King’s Cross, Three Slides from True
The pub is battened down with railway sleepers and a single vast sign that despite the dents and heat blisters still advertises Pears Soap. We’re drinking tea from a tin mug and every third sip Peter Griff takes another from a bottle he keeps like a book in his coat pocket. It’s too cold for April. There’s not a cloud to be seen yet everything is damp with a dead man’s sheen across the road from an oil spill that runs all the way down to the Caledonian Road. Peter’s been loading and removing the five bullets from his revolver since we got here, lining them up and looking down the barrel where it breaks like a shotgun as if to spy who-knows-what. It’s a miserable day but we’re packed to the ears with egg and sausages thrust upon us by his aa further south. Peter’s ma is from an Ealing comedy. Something from the 40s or 50s, bright as burning gold, the mother everyone wished they had.
Every time I take my hands from my pockets they freeze. Every time I put them back after taking the hot mug they feel colder. We’re here to change the world for the better, something Peter’ll be good at if he’ll only let himself. It’s good to see him, I’ve been worried. He has to walk with a stick after misjudging a jump to the ground from a zeppelin, and I wasn’t surprised to hear him tell the story because on the list he doesn’t like (of the things he does well) then having a pair of big bold ones is probably somewhere near the top. Probably half the trouble.

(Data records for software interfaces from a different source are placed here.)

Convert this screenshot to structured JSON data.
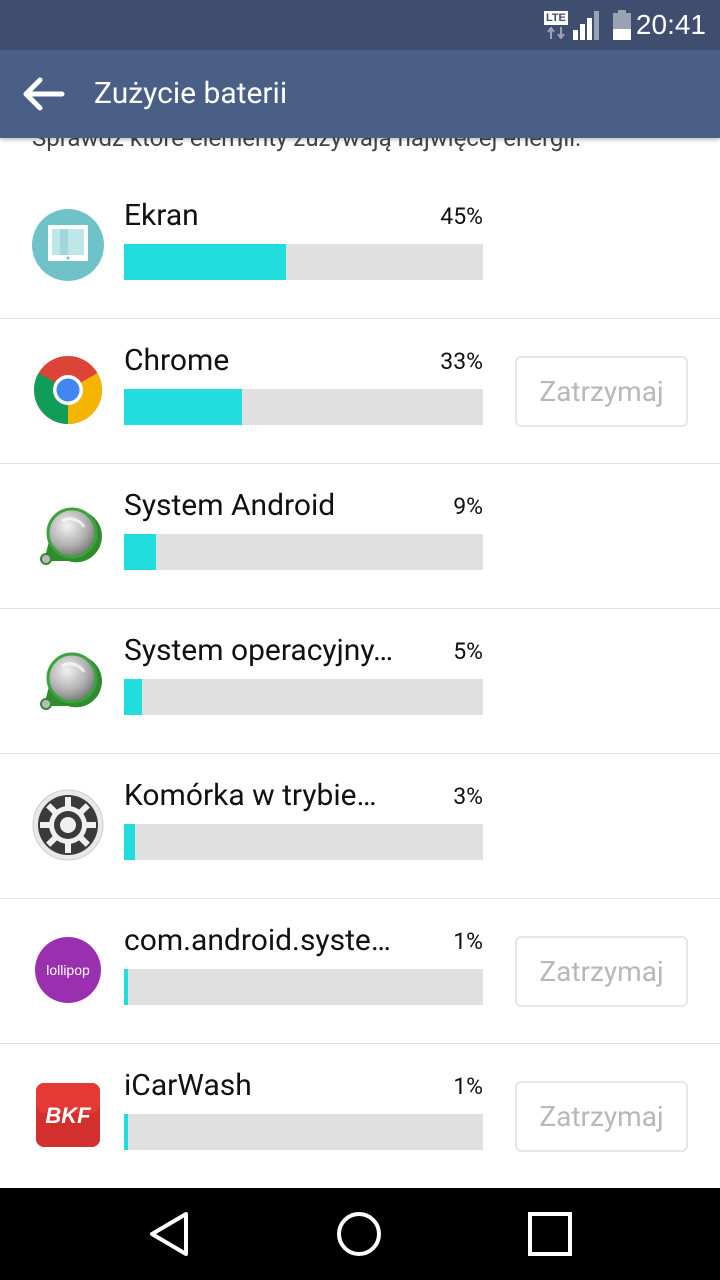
{
  "status_bar": {
    "network_label": "LTE",
    "time": "20:41"
  },
  "app_bar": {
    "title": "Zużycie baterii"
  },
  "subtitle": "Sprawdź które elementy zużywają najwięcej energii.",
  "colors": {
    "status_bar": "#3f4e6e",
    "app_bar": "#4a5f86",
    "usage_fill": "#22dddd",
    "usage_track": "#e0e0e0"
  },
  "apps": [
    {
      "name": "Ekran",
      "percent_label": "45%",
      "usage_fraction": 0.45,
      "icon": "screen-icon",
      "stop_label": ""
    },
    {
      "name": "Chrome",
      "percent_label": "33%",
      "usage_fraction": 0.33,
      "icon": "chrome-icon",
      "stop_label": "Zatrzymaj"
    },
    {
      "name": "System Android",
      "percent_label": "9%",
      "usage_fraction": 0.09,
      "icon": "android-system-icon",
      "stop_label": ""
    },
    {
      "name": "System operacyjny…",
      "percent_label": "5%",
      "usage_fraction": 0.05,
      "icon": "android-system-icon",
      "stop_label": ""
    },
    {
      "name": "Komórka w trybie…",
      "percent_label": "3%",
      "usage_fraction": 0.03,
      "icon": "settings-gear-icon",
      "stop_label": ""
    },
    {
      "name": "com.android.syste…",
      "percent_label": "1%",
      "usage_fraction": 0.01,
      "icon": "lollipop-icon",
      "stop_label": "Zatrzymaj",
      "icon_text": "lollipop"
    },
    {
      "name": "iCarWash",
      "percent_label": "1%",
      "usage_fraction": 0.01,
      "icon": "icarwash-icon",
      "stop_label": "Zatrzymaj",
      "icon_text": "BKF"
    }
  ]
}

I make some passing jibe at people we both once knew and he laughs, because it’s probably nice to be in some company where people want to. I’ve got a cushy life really. Wife, kids, I honestly don’t even look at other women. Seems like the people I know still that we knew together are in the same place whereas those likewise he still sees are competing to see how far up shit street they can live. We both look round when the flatbed goes by, slowing to take a corner with some trouble. In the back twenty spotty idiots in black glare at us, kids with lightning flash armbands.
“Don’t give ‘em an excuse,” I say.
Peter doesn’t hear, just stares at them until the lorry in a stink of a diseased engine vanishes from sight and towards the station. He puts his Webley away. He asks me, “You armed?”
I’ve got a sten gun in the bag, but it’s a piece of shit and say so.
“Pub’s’re open,” he says to change the subject. He can see I’m uncomfortable with the current one.
“Not that one,” I nod over the road.
Then, “Where’s this mate of yours? This ‘Collector’?”
He’s on his way. Last I heard he was likely to be delayed, and is. There’s a shop in Paddington that sells memorabilia and he’s heard that there’s a first edition Book Of Enoch to be had there. I’m not concerned even though this London is what happens when a war leaves behind socialism and ends up years later in something in quite the other direction. The young hate the old and we’re both of us here not looking the sprightly youths we once were. Peter says, “I’ve spoken to a few people, this idea of yours...”
“Oh aye?” there I go betraying my time up north.
“He likes it.”
He looks happy, if wary. You can be a good person that’s done some bad things, you just have to look forward. To see what life can be. And he deserves it because if you judge a man by those that love him then having met his ma then I doubt I’ve ever met anyone more deserving.
Distantly we can hear the thub-thub-thub of a dirigible. French almost certainly, and set to drop bombs on the docks. It’s a right miserable Slide this one and next time I’ll drag him to a better one. There’s poison in the air, and the milk is always sour.
So we drink our tea black and amuse ourselves with the metaphor.